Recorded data
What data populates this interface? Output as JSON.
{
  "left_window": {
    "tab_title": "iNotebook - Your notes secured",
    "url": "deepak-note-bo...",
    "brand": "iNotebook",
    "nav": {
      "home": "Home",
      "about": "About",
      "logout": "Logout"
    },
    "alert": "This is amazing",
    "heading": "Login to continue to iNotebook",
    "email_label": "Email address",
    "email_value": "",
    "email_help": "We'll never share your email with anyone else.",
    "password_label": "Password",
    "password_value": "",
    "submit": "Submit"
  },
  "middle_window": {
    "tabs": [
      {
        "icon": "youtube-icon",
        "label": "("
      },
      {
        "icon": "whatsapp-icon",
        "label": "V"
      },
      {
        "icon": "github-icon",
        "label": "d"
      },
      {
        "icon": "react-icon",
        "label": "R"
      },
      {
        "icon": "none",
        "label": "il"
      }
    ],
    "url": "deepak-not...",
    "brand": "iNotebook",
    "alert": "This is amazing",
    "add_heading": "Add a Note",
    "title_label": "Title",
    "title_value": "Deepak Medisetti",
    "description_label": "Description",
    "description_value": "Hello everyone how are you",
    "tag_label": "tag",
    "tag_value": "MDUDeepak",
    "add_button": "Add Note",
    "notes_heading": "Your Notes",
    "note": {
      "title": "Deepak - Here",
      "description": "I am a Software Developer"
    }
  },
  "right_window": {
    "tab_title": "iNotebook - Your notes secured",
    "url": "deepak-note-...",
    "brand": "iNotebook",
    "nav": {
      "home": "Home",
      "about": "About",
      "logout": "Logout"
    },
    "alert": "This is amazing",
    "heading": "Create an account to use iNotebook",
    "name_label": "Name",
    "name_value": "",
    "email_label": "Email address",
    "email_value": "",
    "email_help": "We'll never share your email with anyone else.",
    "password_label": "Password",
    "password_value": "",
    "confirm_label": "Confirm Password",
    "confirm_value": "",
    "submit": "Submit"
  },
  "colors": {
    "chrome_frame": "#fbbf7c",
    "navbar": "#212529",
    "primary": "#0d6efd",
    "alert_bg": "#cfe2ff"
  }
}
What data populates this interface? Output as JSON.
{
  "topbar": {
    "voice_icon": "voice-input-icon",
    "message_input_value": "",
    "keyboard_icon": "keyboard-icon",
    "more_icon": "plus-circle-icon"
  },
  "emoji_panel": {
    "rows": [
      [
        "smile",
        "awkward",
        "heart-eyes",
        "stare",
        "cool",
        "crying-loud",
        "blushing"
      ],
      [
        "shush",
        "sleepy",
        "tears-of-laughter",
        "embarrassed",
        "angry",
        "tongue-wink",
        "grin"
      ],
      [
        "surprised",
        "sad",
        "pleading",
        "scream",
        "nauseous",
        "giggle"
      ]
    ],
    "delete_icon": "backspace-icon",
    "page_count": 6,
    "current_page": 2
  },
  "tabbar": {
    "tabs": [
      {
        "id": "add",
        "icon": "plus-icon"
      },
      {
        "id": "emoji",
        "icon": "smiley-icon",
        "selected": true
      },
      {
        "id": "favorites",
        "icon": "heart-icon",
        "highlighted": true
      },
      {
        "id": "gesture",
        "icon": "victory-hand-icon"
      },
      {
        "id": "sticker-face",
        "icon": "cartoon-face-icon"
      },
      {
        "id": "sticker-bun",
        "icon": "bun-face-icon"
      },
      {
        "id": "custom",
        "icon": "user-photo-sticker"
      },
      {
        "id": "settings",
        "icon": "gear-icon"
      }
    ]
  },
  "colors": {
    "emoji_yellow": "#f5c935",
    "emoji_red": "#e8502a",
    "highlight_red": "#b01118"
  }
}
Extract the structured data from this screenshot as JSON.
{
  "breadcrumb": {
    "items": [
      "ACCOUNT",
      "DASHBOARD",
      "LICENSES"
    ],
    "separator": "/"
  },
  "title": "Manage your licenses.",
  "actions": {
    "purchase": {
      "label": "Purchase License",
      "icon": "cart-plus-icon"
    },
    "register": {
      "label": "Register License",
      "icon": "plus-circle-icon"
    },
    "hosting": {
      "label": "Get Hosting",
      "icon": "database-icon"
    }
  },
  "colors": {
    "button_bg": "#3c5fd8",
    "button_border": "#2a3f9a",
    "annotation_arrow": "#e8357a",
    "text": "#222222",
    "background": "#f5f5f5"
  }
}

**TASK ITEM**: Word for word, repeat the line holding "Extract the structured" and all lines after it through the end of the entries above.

**EXPECTED ANSWER**:
Extract the structured data from this screenshot as JSON.
{
  "breadcrumb": {
    "items": [
      "ACCOUNT",
      "DASHBOARD",
      "LICENSES"
    ],
    "separator": "/"
  },
  "title": "Manage your licenses.",
  "actions": {
    "purchase": {
      "label": "Purchase License",
      "icon": "cart-plus-icon"
    },
    "register": {
      "label": "Register License",
      "icon": "plus-circle-icon"
    },
    "hosting": {
      "label": "Get Hosting",
      "icon": "database-icon"
    }
  },
  "colors": {
    "button_bg": "#3c5fd8",
    "button_border": "#2a3f9a",
    "annotation_arrow": "#e8357a",
    "text": "#222222",
    "background": "#f5f5f5"
  }
}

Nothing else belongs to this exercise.